Seemingly simple tasks can get lost in translation. This can easily occur, owing to differences in form, functions, or features in some Windows or Linux-equivalent application. Sometimes it reflects the total lack of any suitable replacement for a desired Windows or Linux application on the "other" platform.
For those brave souls who migrate away from Windows and into the Linux realm there will always be a void left where Windows functionality is unmatched on the Linux platform, or where Linux lacks a suitable replacement. Usability is another factor - until recently, there was little convergence between Linux-based development and the usability expertise that distinguishes a successful design scheme from an almost-ran.
Good faith initiatives such as the Free Desktop forum, the Better Desktop project (sponsored by Novell, distributor of Suse Linux), and Open Usability organization all represent independent efforts to bring greater usability to the Linux desktop and its applications. Ideally, a good Linux application should attempt to mirror successful design features that an equivalent Windows application provides if it wants to compete on the same level and attract the same target audience. For the instances where this is either not possible or not yet available, Win4Lin provides a happy middle ground.

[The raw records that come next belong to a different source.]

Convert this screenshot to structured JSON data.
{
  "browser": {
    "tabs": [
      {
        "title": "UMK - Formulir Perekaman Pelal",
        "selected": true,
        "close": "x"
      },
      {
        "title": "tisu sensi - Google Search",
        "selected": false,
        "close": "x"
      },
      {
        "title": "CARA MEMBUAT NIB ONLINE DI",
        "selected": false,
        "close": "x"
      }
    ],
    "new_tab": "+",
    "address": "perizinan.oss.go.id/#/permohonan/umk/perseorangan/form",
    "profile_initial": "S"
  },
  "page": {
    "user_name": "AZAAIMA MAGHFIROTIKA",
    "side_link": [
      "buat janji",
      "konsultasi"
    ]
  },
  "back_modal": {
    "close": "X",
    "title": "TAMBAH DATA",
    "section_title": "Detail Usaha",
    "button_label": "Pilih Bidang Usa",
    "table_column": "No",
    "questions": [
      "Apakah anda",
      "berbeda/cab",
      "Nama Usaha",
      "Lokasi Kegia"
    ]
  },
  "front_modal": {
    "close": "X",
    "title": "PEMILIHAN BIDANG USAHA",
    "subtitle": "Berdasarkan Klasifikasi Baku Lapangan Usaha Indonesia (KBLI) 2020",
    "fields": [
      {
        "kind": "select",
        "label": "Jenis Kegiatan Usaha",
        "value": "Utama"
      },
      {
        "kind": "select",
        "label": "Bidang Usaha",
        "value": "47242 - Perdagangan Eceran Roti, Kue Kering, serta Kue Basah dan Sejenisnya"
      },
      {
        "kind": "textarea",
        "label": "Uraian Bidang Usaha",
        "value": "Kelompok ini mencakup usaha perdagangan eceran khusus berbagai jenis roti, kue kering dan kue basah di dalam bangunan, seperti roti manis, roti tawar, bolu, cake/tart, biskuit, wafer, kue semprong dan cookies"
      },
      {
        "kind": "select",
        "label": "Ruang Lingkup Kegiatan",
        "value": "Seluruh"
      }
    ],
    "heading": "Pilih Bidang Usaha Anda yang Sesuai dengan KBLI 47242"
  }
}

Gaming applications based on DirectX use an elaborate graphics library for Windows that does nothing for Linux enthusiasts, unlike OpenGL-dependent games. OpenOffice still doesn't fully comprehend MS Word's proprietary file format, and continues to serve up warnings when a Word document is opened, modified, or saved in OpenOffice Writer. Occasionally this results in a poorly formatted Word document when it's returned to the Windows desktop, and often implies a time delay between composing a document in Linux and examining the results in Windows. And although the flagship Linux image manipulation, called Gimp, does a great job of rendering professional quality images it still can't match the breadth and depth of functionality found in Adobe Photoshop or Jasc Paintshop Pro.
Those who aren't too proud to cross the Linux-to-Windows divide, take heart! All of these tried-and-true applications are just a single click away with the assistance of Win4Lin Pro. Chuck Reese wrote a first-look review of the Win4Lin Professional emulation environment for Tom's Hardware in December, 2001. Since then, Win4Lin has improved substantially, as have most Linux emulators in general. NeTraverse CEO Jim Curtain contacted us to request an up-to-date review of their latest flagship product. This article is an executive summary for that follow-up. But first, here's a quick refresher on the current state of emulation technology.